● EXERCISE OBJECTIVE
Below are records; give the number of their lines that hold the word "heading", and write nothing more.

[Items from an interface collection]
-- Opening Marker --

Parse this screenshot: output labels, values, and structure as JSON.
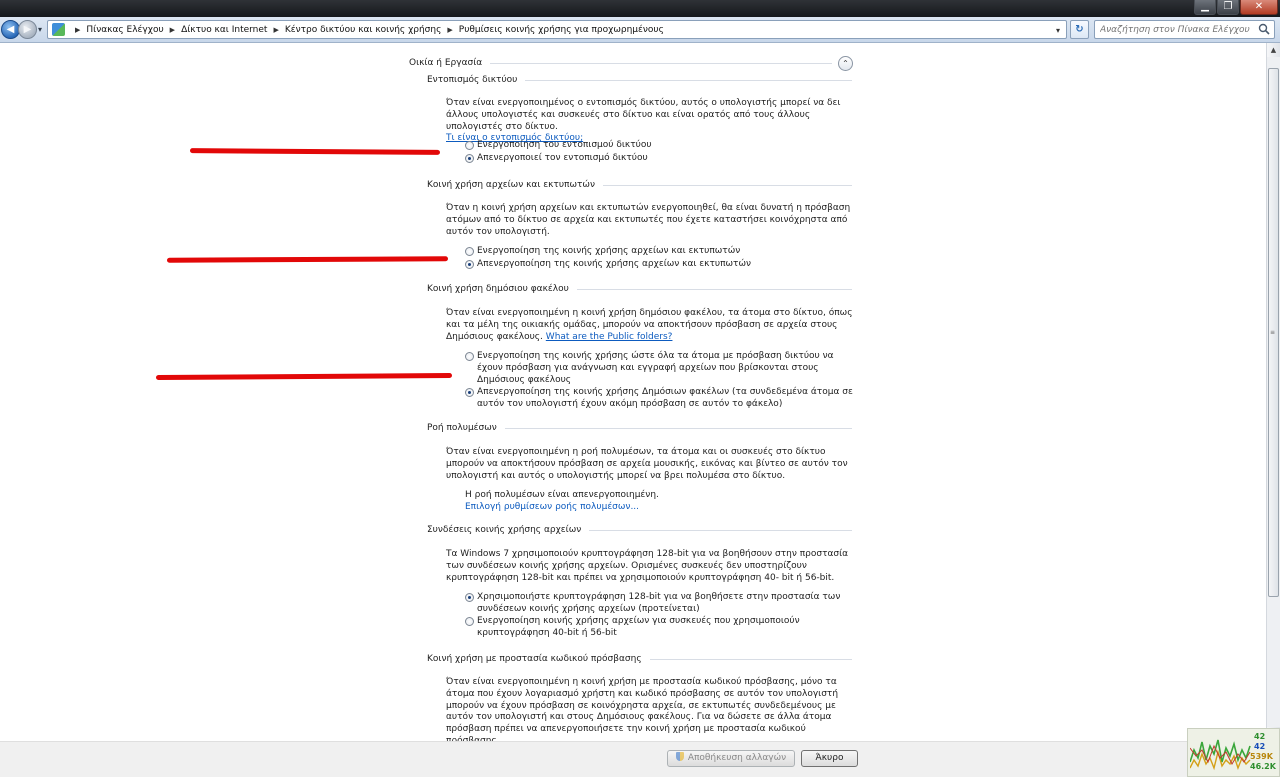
{
  "window": {
    "min_glyph": "▁",
    "max_glyph": "❐",
    "close_glyph": "✕"
  },
  "navigation": {
    "back_glyph": "◀",
    "forward_glyph": "▶",
    "dropdown_glyph": "▾",
    "refresh_glyph": "↻",
    "breadcrumbs": [
      "Πίνακας Ελέγχου",
      "Δίκτυο και Internet",
      "Κέντρο δικτύου και κοινής χρήσης",
      "Ρυθμίσεις κοινής χρήσης για προχωρημένους"
    ],
    "separator": "▶",
    "search_placeholder": "Αναζήτηση στον Πίνακα Ελέγχου"
  },
  "profile": {
    "title": "Οικία ή Εργασία",
    "collapse_glyph": "⌃"
  },
  "sections": {
    "discovery": {
      "heading": "Εντοπισμός δικτύου",
      "description": "Όταν είναι ενεργοποιημένος ο εντοπισμός δικτύου, αυτός ο υπολογιστής μπορεί να δει άλλους υπολογιστές και συσκευές στο δίκτυο και είναι ορατός από τους άλλους υπολογιστές στο δίκτυο.",
      "link": "Τι είναι ο εντοπισμός δικτύου;",
      "options": [
        {
          "label": "Ενεργοποίηση του εντοπισμού δικτύου",
          "selected": false
        },
        {
          "label": "Απενεργοποιεί τον εντοπισμό δικτύου",
          "selected": true
        }
      ]
    },
    "file_printer": {
      "heading": "Κοινή χρήση αρχείων και εκτυπωτών",
      "description": "Όταν η κοινή χρήση αρχείων και εκτυπωτών ενεργοποιηθεί, θα είναι δυνατή η πρόσβαση ατόμων από το δίκτυο σε αρχεία και εκτυπωτές που έχετε καταστήσει κοινόχρηστα από αυτόν τον υπολογιστή.",
      "options": [
        {
          "label": "Ενεργοποίηση της κοινής χρήσης αρχείων και εκτυπωτών",
          "selected": false
        },
        {
          "label": "Απενεργοποίηση της κοινής χρήσης αρχείων και εκτυπωτών",
          "selected": true
        }
      ]
    },
    "public_folder": {
      "heading": "Κοινή χρήση δημόσιου φακέλου",
      "description": "Όταν είναι ενεργοποιημένη η κοινή χρήση δημόσιου φακέλου, τα άτομα στο δίκτυο, όπως και τα μέλη της οικιακής  ομάδας, μπορούν να αποκτήσουν πρόσβαση σε αρχεία στους Δημόσιους φακέλους.",
      "link": "What are the Public folders?",
      "options": [
        {
          "label": "Ενεργοποίηση της κοινής χρήσης ώστε όλα τα άτομα με πρόσβαση δικτύου να έχουν πρόσβαση για ανάγνωση και εγγραφή αρχείων που βρίσκονται στους Δημόσιους φακέλους",
          "selected": false
        },
        {
          "label": "Απενεργοποίηση της κοινής χρήσης Δημόσιων φακέλων (τα συνδεδεμένα άτομα σε αυτόν τον υπολογιστή έχουν ακόμη πρόσβαση σε αυτόν το φάκελο)",
          "selected": true
        }
      ]
    },
    "media": {
      "heading": "Ροή πολυμέσων",
      "description": "Όταν είναι ενεργοποιημένη η ροή πολυμέσων, τα άτομα και οι συσκευές στο δίκτυο μπορούν να αποκτήσουν πρόσβαση σε αρχεία μουσικής, εικόνας και βίντεο σε αυτόν τον υπολογιστή και αυτός ο υπολογιστής μπορεί να βρει πολυμέσα στο δίκτυο.",
      "status": "Η ροή πολυμέσων είναι απενεργοποιημένη.",
      "link": "Επιλογή ρυθμίσεων ροής πολυμέσων..."
    },
    "connections": {
      "heading": "Συνδέσεις κοινής χρήσης αρχείων",
      "description": "Τα Windows 7 χρησιμοποιούν κρυπτογράφηση 128-bit για να βοηθήσουν στην προστασία των συνδέσεων κοινής χρήσης αρχείων. Ορισμένες συσκευές δεν υποστηρίζουν κρυπτογράφηση 128-bit και πρέπει να χρησιμοποιούν κρυπτογράφηση 40- bit ή 56-bit.",
      "options": [
        {
          "label": "Χρησιμοποιήστε κρυπτογράφηση 128-bit για να βοηθήσετε στην προστασία των συνδέσεων κοινής χρήσης αρχείων (προτείνεται)",
          "selected": true
        },
        {
          "label": "Ενεργοποίηση κοινής χρήσης αρχείων για συσκευές που χρησιμοποιούν κρυπτογράφηση 40-bit ή 56-bit",
          "selected": false
        }
      ]
    },
    "password": {
      "heading": "Κοινή χρήση με προστασία κωδικού πρόσβασης",
      "description": "Όταν είναι ενεργοποιημένη η κοινή χρήση με προστασία κωδικού πρόσβασης, μόνο τα άτομα που έχουν λογαριασμό χρήστη και κωδικό πρόσβασης σε αυτόν τον υπολογιστή μπορούν να έχουν πρόσβαση σε κοινόχρηστα αρχεία, σε εκτυπωτές συνδεδεμένους με αυτόν τον υπολογιστή και στους Δημόσιους φακέλους. Για να δώσετε σε άλλα άτομα πρόσβαση πρέπει να απενεργοποιήσετε την κοινή χρήση με προστασία κωδικού πρόσβασης."
    }
  },
  "footer": {
    "save_label": "Αποθήκευση αλλαγών",
    "cancel_label": "Άκυρο"
  },
  "scrollbar": {
    "position_fraction": 0.08,
    "visible_fraction": 0.79
  },
  "gadget": {
    "values": [
      "42",
      "42",
      "539K",
      "46.2K"
    ],
    "colors": [
      "#2f8f2f",
      "#1a4fb8",
      "#b8860b",
      "#2f8f2f"
    ]
  },
  "colors": {
    "link": "#0d5bbf",
    "annotation_red": "#e20808"
  }
}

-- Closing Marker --

● FINISHED TASK
6